Every time an employee leaves your company, they take profits with them. All the time, effort and money that you put into that employee is gone and now you incur additional expenses to replace them.
There are 2 types of costs associated with employee turnover, tangible and intangible. The tangible costs include the cost of advertisements, interviewing and hiring/training expenses which are easy to calculate. The intangible costs are harder to calculate but they include lost productivity, low morale as well as the lost job history, knowledge and skill of the employee that left. Based on the position or job, these total costs associated with turnover can range anywhere from hundreds to thousands of dollars per position. There are a number of cost-of-turnover calculations and models available to help you compute these costs.
Turnover has a direct impact on a company’s overall financial performance but the costs can be controlled. The first step at controlling turnover is to understand why people are leaving and what is causing the turnover.
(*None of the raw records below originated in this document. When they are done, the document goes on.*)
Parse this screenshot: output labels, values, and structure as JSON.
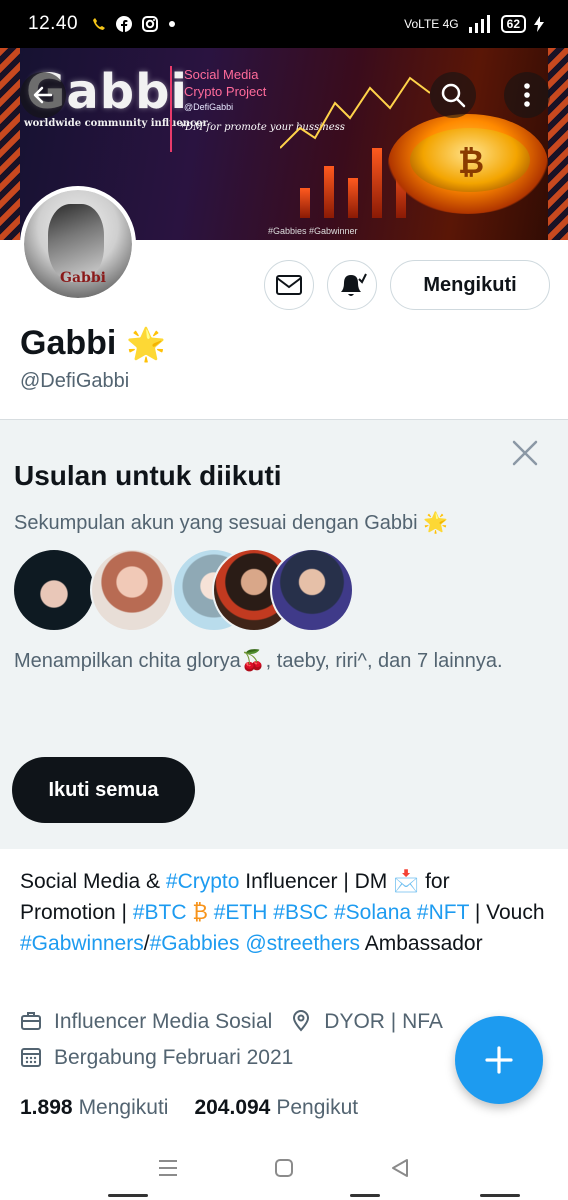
{
  "status_bar": {
    "time": "12.40",
    "network": "VoLTE 4G",
    "battery": "62"
  },
  "banner": {
    "logo_text": "Gabbi",
    "tagline": "worldwide community influencer",
    "line1": "Social Media",
    "line2": "Crypto Project",
    "handle": "@DefiGabbi",
    "dm_note": "*DM for promote your bussiness",
    "hashtags": "#Gabbies #Gabwinner"
  },
  "profile": {
    "avatar_label": "Gabbi",
    "name": "Gabbi",
    "name_emoji": "🌟",
    "handle": "@DefiGabbi",
    "follow_state_label": "Mengikuti"
  },
  "suggestions": {
    "title": "Usulan untuk diikuti",
    "subtitle": "Sekumpulan akun yang sesuai dengan Gabbi 🌟",
    "names_text": "Menampilkan chita glorya🍒, taeby, riri^, dan 7 lainnya.",
    "follow_all_label": "Ikuti semua"
  },
  "bio": {
    "t1": "Social Media & ",
    "h1": "#Crypto",
    "t2": " Influencer | DM 📩 for Promotion | ",
    "h2": "#BTC",
    "t3": " ₿ ",
    "h3": "#ETH",
    "t4": " ",
    "h4": "#BSC",
    "t5": " ",
    "h5": "#Solana",
    "t6": " ",
    "h6": "#NFT",
    "t7": " | Vouch ",
    "h7": "#Gabwinners",
    "t8": "/",
    "h8": "#Gabbies",
    "t9": " ",
    "h9": "@streethers",
    "t10": " Ambassador"
  },
  "meta": {
    "category": "Influencer Media Sosial",
    "location": "DYOR | NFA",
    "joined": "Bergabung Februari 2021"
  },
  "stats": {
    "following_count": "1.898",
    "following_label": "Mengikuti",
    "followers_count": "204.094",
    "followers_label": "Pengikut"
  },
  "colors": {
    "accent": "#1d9bf0",
    "text": "#0f1419",
    "muted": "#536471",
    "card_bg": "#eff3f4"
  },
  "icons": [
    "back-arrow-icon",
    "search-icon",
    "more-vertical-icon",
    "mail-icon",
    "bell-icon",
    "close-icon",
    "briefcase-icon",
    "location-pin-icon",
    "calendar-icon",
    "plus-icon",
    "nav-menu-icon",
    "nav-home-icon",
    "nav-back-icon"
  ]
}
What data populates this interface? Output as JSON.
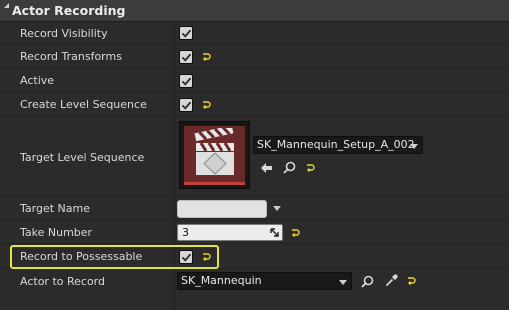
{
  "section": {
    "title": "Actor Recording"
  },
  "rows": {
    "record_visibility": {
      "label": "Record Visibility",
      "checked": true
    },
    "record_transforms": {
      "label": "Record Transforms",
      "checked": true
    },
    "active": {
      "label": "Active",
      "checked": true
    },
    "create_level_sequence": {
      "label": "Create Level Sequence",
      "checked": true
    },
    "target_level_sequence": {
      "label": "Target Level Sequence",
      "asset": "SK_Mannequin_Setup_A_002"
    },
    "target_name": {
      "label": "Target Name",
      "value": ""
    },
    "take_number": {
      "label": "Take Number",
      "value": "3"
    },
    "record_to_possessable": {
      "label": "Record to Possessable",
      "checked": true
    },
    "actor_to_record": {
      "label": "Actor to Record",
      "value": "SK_Mannequin"
    }
  },
  "icons": {
    "reset": "reset-to-default-icon",
    "use_selected": "use-selected-arrow-icon",
    "browse": "browse-magnifier-icon",
    "picker": "eyedropper-picker-icon",
    "clapper": "level-sequence-clapperboard-icon"
  },
  "colors": {
    "panel_bg": "#2b2b2b",
    "header_bg": "#3c3c3c",
    "highlight": "#e6e23a",
    "reset_icon": "#e8d820",
    "thumb_bg": "#6a2a29",
    "thumb_bar": "#c04040"
  }
}
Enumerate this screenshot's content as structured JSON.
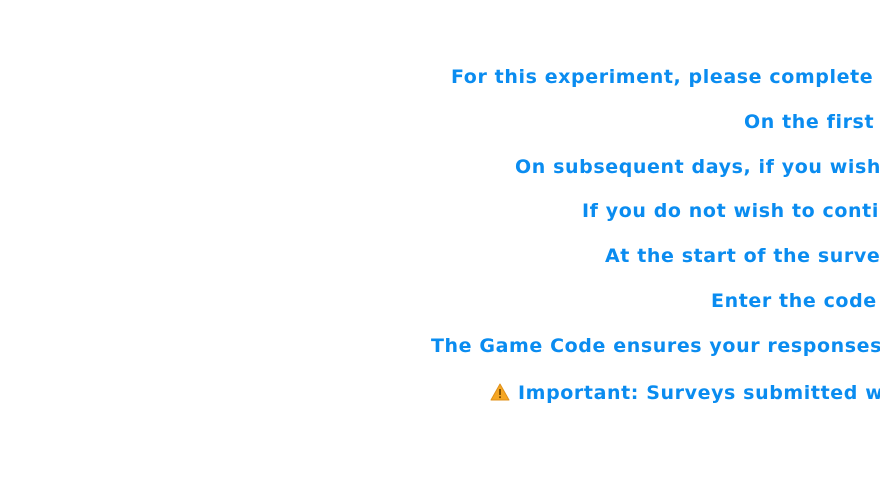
{
  "instructions": {
    "lines": [
      "For this experiment, please complete the",
      "On the first da",
      "On subsequent days, if you wish to",
      "If you do not wish to continue",
      "At the start of the survey, y",
      "Enter the code e",
      "The Game Code ensures your responses ar"
    ],
    "warning": {
      "icon": "warning-icon",
      "text": "Important: Surveys submitted witho"
    }
  },
  "colors": {
    "text": "#0a8cf0",
    "warning_icon": "#f5a623",
    "background": "#ffffff"
  }
}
This can be done by a detailed review of the exit interviews as well as surveying and questioning the current staff. Once you have determined what the cause(s) are, the next step is to put together a retention plan. A retention plan would include some things such as:
- Start with a measurement of the current status.
- Review the hiring/recruiting process for inefficiencies and opportunities for improvement. Hiring mistakes leads to turnover.
- Review the handbook and current policies. Determine the company culture and how people are being treated.
- Make turnover a business issue and management goal
A retention plan will cover the review of current practices, policies and procedures to determine what changes need to be made to help reduce turnover, increase employee morale and productivity and ultimately the overall financial performance of your company.